A new Association of the British Pharmaceutical Industry (ABPI) report has found that despite the UK lagging behind other countries globally in terms of early clinical research, it is leading the rest of Europe with its early stage research into new medicines and vaccines.
The report found that cancer research is the UK’s strongest area, along side heart disease, immunology and conditions affecting the nervous system.
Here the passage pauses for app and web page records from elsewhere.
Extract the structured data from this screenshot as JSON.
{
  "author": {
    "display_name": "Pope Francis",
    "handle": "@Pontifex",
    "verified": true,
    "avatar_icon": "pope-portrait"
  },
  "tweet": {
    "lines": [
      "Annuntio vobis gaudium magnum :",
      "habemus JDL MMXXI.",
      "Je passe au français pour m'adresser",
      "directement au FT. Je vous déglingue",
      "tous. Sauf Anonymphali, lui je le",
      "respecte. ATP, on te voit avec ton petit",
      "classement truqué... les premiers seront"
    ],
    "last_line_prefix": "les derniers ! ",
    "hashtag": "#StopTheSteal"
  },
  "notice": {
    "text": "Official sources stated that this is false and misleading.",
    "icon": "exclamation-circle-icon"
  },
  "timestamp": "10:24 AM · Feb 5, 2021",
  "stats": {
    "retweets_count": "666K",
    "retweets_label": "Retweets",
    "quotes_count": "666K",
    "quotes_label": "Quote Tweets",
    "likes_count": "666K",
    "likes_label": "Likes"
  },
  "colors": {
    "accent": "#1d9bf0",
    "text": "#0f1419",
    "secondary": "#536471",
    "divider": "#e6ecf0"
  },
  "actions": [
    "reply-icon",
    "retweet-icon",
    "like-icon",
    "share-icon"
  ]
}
On top of this, over the past decade over a quarter (28%) of all EU clinical trial applications came from the UK, with an average of 632 trials starting here every year since 2012.
Further findings show that the UK ranks 1st in Europe and 3rd globally for the number of early clinical trials (Phase I); ranks 2nd in the world and 1st in Europe for Phase II clinical trials; but for Phase III the UK falls to 5th place globally.
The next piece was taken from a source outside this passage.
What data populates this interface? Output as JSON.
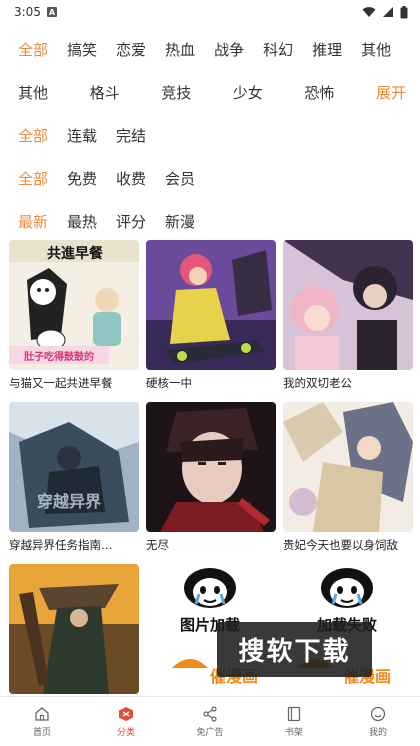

Reasons such as Brexit and competition from countries like USA, Germany and Japan, as well as emerging heavyweights like China, are all cited as reasons the UK can’t seem to hold its competitive edge globally.
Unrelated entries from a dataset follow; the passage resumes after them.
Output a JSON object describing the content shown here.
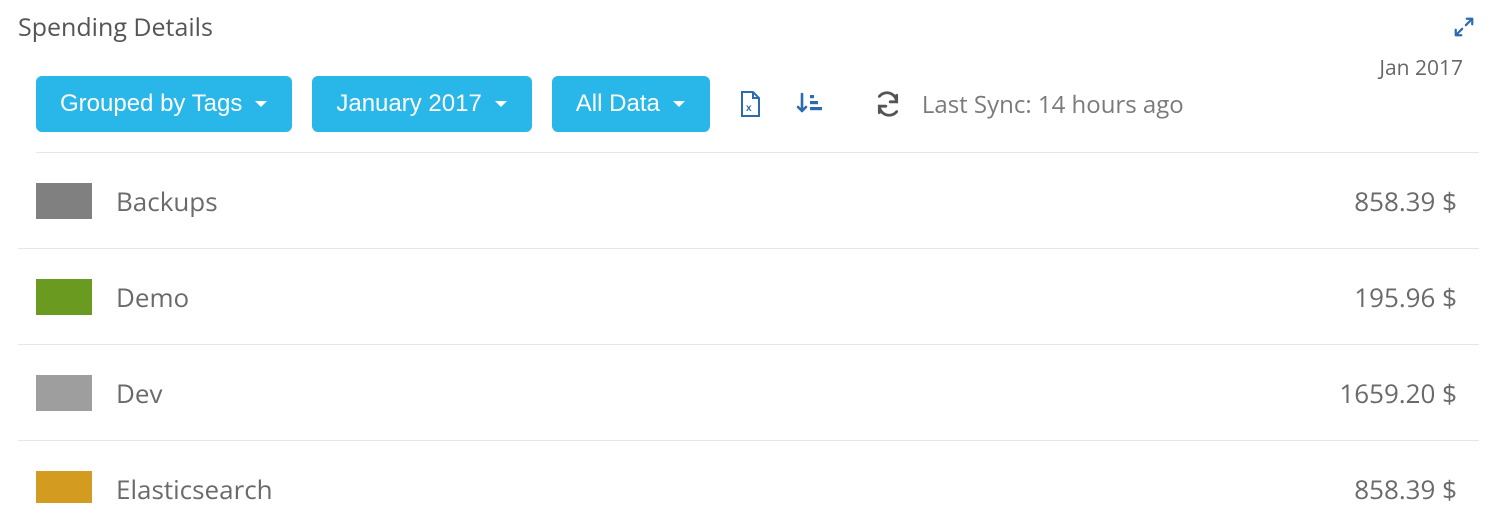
{
  "title": "Spending Details",
  "date_badge": "Jan 2017",
  "toolbar": {
    "group_label": "Grouped by Tags",
    "period_label": "January 2017",
    "scope_label": "All Data",
    "sync_text": "Last Sync: 14 hours ago"
  },
  "colors": {
    "accent": "#29b6e8",
    "icon_blue": "#2b6cb0",
    "icon_gray": "#555"
  },
  "rows": [
    {
      "label": "Backups",
      "amount": "858.39 $",
      "color": "#808080"
    },
    {
      "label": "Demo",
      "amount": "195.96 $",
      "color": "#6a9a1f"
    },
    {
      "label": "Dev",
      "amount": "1659.20 $",
      "color": "#9e9e9e"
    },
    {
      "label": "Elasticsearch",
      "amount": "858.39 $",
      "color": "#d39b1f"
    }
  ]
}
The figures are being hailed as “good news” for the UK by Dr. Sheuli Porkess, executive director of research, Medical and Innovation at the ABPI. She continued to say that they show “just how strong we are as a nation at research and development which leads to new medicines and vaccines,” but also reminded that “there’s no room for complacency.”
“The report also shows the importance of the UK globally and the pressing need to keep pace with other established and emerging research hubs in order to continue to attract commercial clinical research.”
In the UK, 870,250 people took part in commercial and non-commercial clinical research across England in 2018/19 – equating to over 2,300 people every day.
Also in 2018/19, the annual economic benefit of clinical research in the UK was £2.7 billion, supporting 47,000 jobs and bringing £28.6 million in savings and £335 million income to the NHS.